** Opening Material for the task block **

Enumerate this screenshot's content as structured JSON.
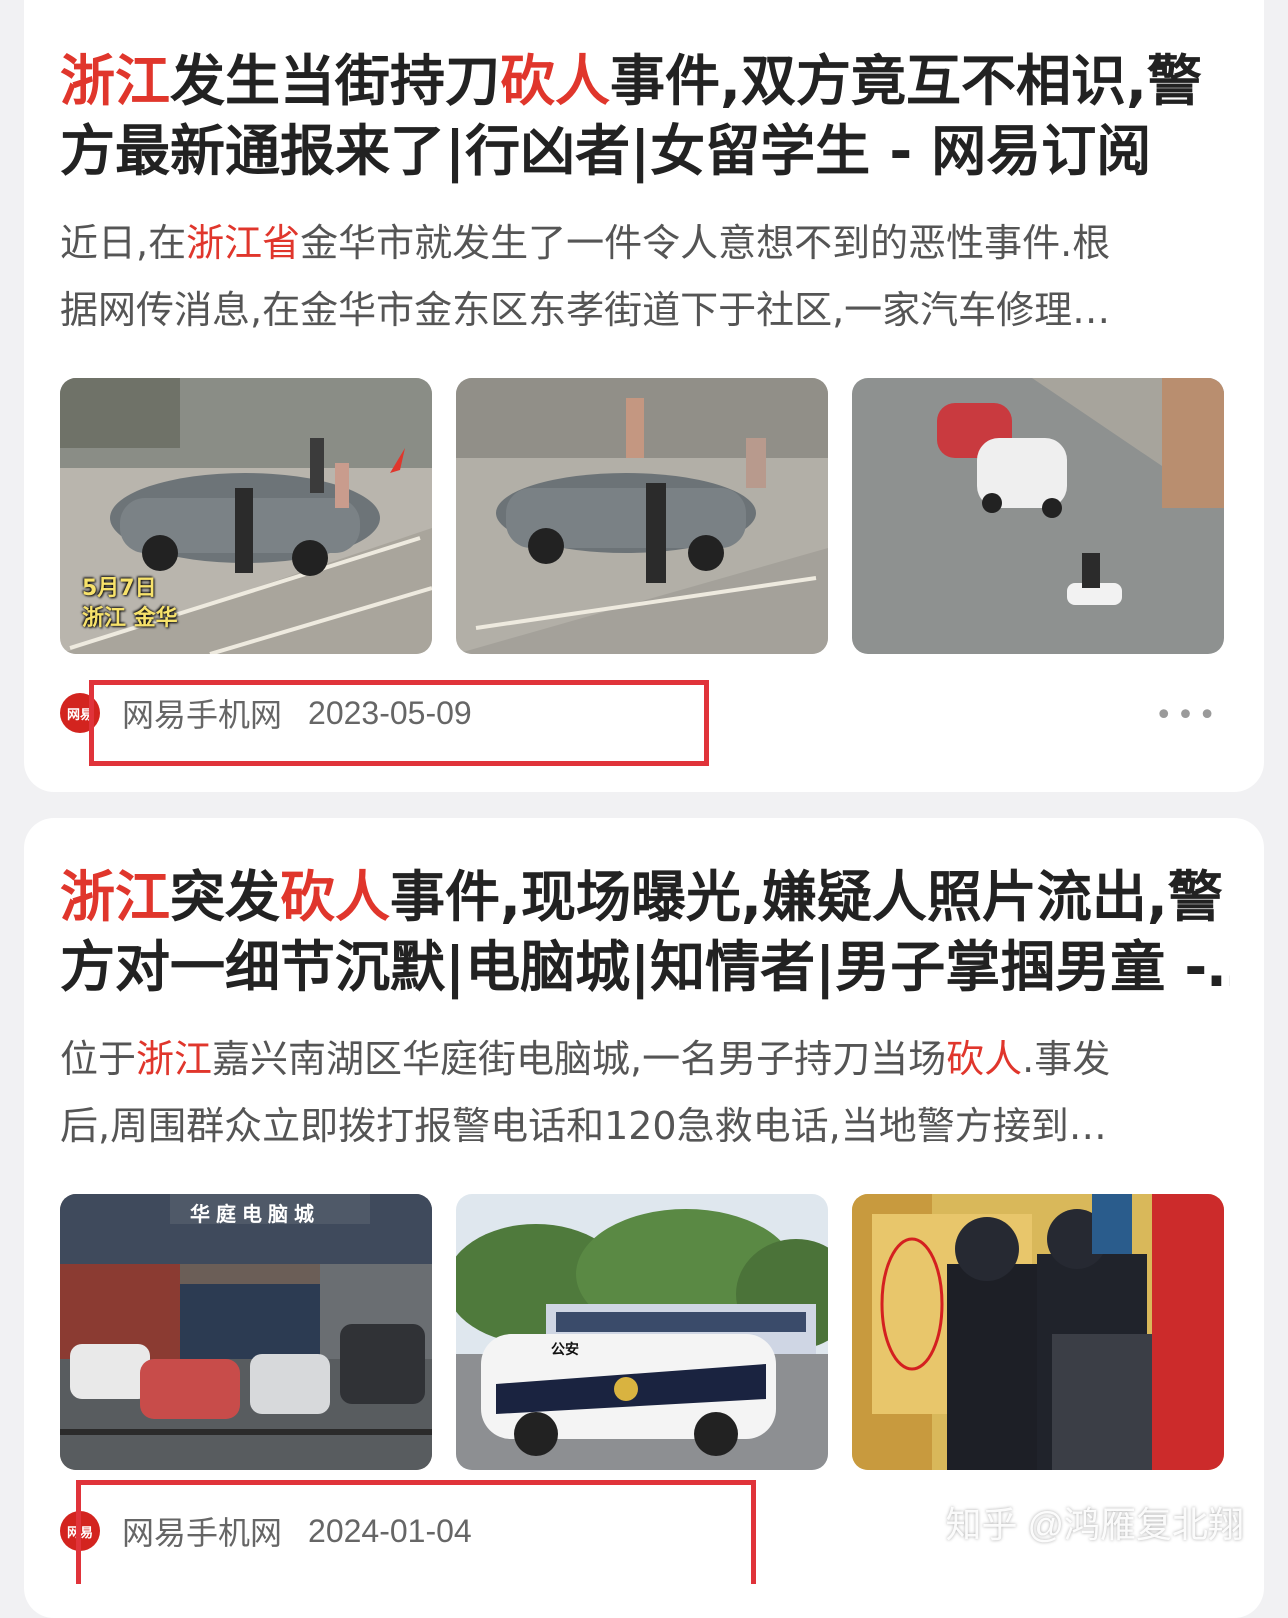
{
  "results": [
    {
      "title_line1": [
        {
          "text": "浙江",
          "hl": true
        },
        {
          "text": "发生当街持刀",
          "hl": false
        },
        {
          "text": "砍人",
          "hl": true
        },
        {
          "text": "事件,双方竟互不相识,警",
          "hl": false
        }
      ],
      "title_line2": [
        {
          "text": "方最新通报来了|行凶者|女留学生 - 网易订阅",
          "hl": false
        }
      ],
      "snippet_line1": [
        {
          "text": "近日,在",
          "hl": false
        },
        {
          "text": "浙江省",
          "hl": true
        },
        {
          "text": "金华市就发生了一件令人意想不到的恶性事件.根",
          "hl": false
        }
      ],
      "snippet_line2": [
        {
          "text": "据网传消息,在金华市金东区东孝街道下于社区,一家汽车修理…",
          "hl": false
        }
      ],
      "photo_caption_1": "5月7日",
      "photo_caption_2": "浙江 金华",
      "source": "网易手机网",
      "date": "2023-05-09",
      "more": "•••"
    },
    {
      "title_line1": [
        {
          "text": "浙江",
          "hl": true
        },
        {
          "text": "突发",
          "hl": false
        },
        {
          "text": "砍人",
          "hl": true
        },
        {
          "text": "事件,现场曝光,嫌疑人照片流出,警",
          "hl": false
        }
      ],
      "title_line2": [
        {
          "text": "方对一细节沉默|电脑城|知情者|男子掌掴男童 -…",
          "hl": false
        }
      ],
      "snippet_line1": [
        {
          "text": "位于",
          "hl": false
        },
        {
          "text": "浙江",
          "hl": true
        },
        {
          "text": "嘉兴南湖区华庭街电脑城,一名男子持刀当场",
          "hl": false
        },
        {
          "text": "砍人",
          "hl": true
        },
        {
          "text": ".事发",
          "hl": false
        }
      ],
      "snippet_line2": [
        {
          "text": "后,周围群众立即拨打报警电话和120急救电话,当地警方接到…",
          "hl": false
        }
      ],
      "photo_sign": "华庭电脑城",
      "photo_car_text": "公安",
      "source": "网易手机网",
      "date": "2024-01-04"
    }
  ],
  "logo_text": "网易",
  "watermark": "知乎 @鸿雁复北翔",
  "colors": {
    "highlight": "#e0362c",
    "annotation_box": "#e0333a"
  }
}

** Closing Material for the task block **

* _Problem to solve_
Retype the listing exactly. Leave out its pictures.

* _Solution_
Enumerate this screenshot's content as structured JSON.
{
  "results": [
    {
      "title_line1": [
        {
          "text": "浙江",
          "hl": true
        },
        {
          "text": "发生当街持刀",
          "hl": false
        },
        {
          "text": "砍人",
          "hl": true
        },
        {
          "text": "事件,双方竟互不相识,警",
          "hl": false
        }
      ],
      "title_line2": [
        {
          "text": "方最新通报来了|行凶者|女留学生 - 网易订阅",
          "hl": false
        }
      ],
      "snippet_line1": [
        {
          "text": "近日,在",
          "hl": false
        },
        {
          "text": "浙江省",
          "hl": true
        },
        {
          "text": "金华市就发生了一件令人意想不到的恶性事件.根",
          "hl": false
        }
      ],
      "snippet_line2": [
        {
          "text": "据网传消息,在金华市金东区东孝街道下于社区,一家汽车修理…",
          "hl": false
        }
      ],
      "photo_caption_1": "5月7日",
      "photo_caption_2": "浙江 金华",
      "source": "网易手机网",
      "date": "2023-05-09",
      "more": "•••"
    },
    {
      "title_line1": [
        {
          "text": "浙江",
          "hl": true
        },
        {
          "text": "突发",
          "hl": false
        },
        {
          "text": "砍人",
          "hl": true
        },
        {
          "text": "事件,现场曝光,嫌疑人照片流出,警",
          "hl": false
        }
      ],
      "title_line2": [
        {
          "text": "方对一细节沉默|电脑城|知情者|男子掌掴男童 -…",
          "hl": false
        }
      ],
      "snippet_line1": [
        {
          "text": "位于",
          "hl": false
        },
        {
          "text": "浙江",
          "hl": true
        },
        {
          "text": "嘉兴南湖区华庭街电脑城,一名男子持刀当场",
          "hl": false
        },
        {
          "text": "砍人",
          "hl": true
        },
        {
          "text": ".事发",
          "hl": false
        }
      ],
      "snippet_line2": [
        {
          "text": "后,周围群众立即拨打报警电话和120急救电话,当地警方接到…",
          "hl": false
        }
      ],
      "photo_sign": "华庭电脑城",
      "photo_car_text": "公安",
      "source": "网易手机网",
      "date": "2024-01-04"
    }
  ],
  "logo_text": "网易",
  "watermark": "知乎 @鸿雁复北翔",
  "colors": {
    "highlight": "#e0362c",
    "annotation_box": "#e0333a"
  }
}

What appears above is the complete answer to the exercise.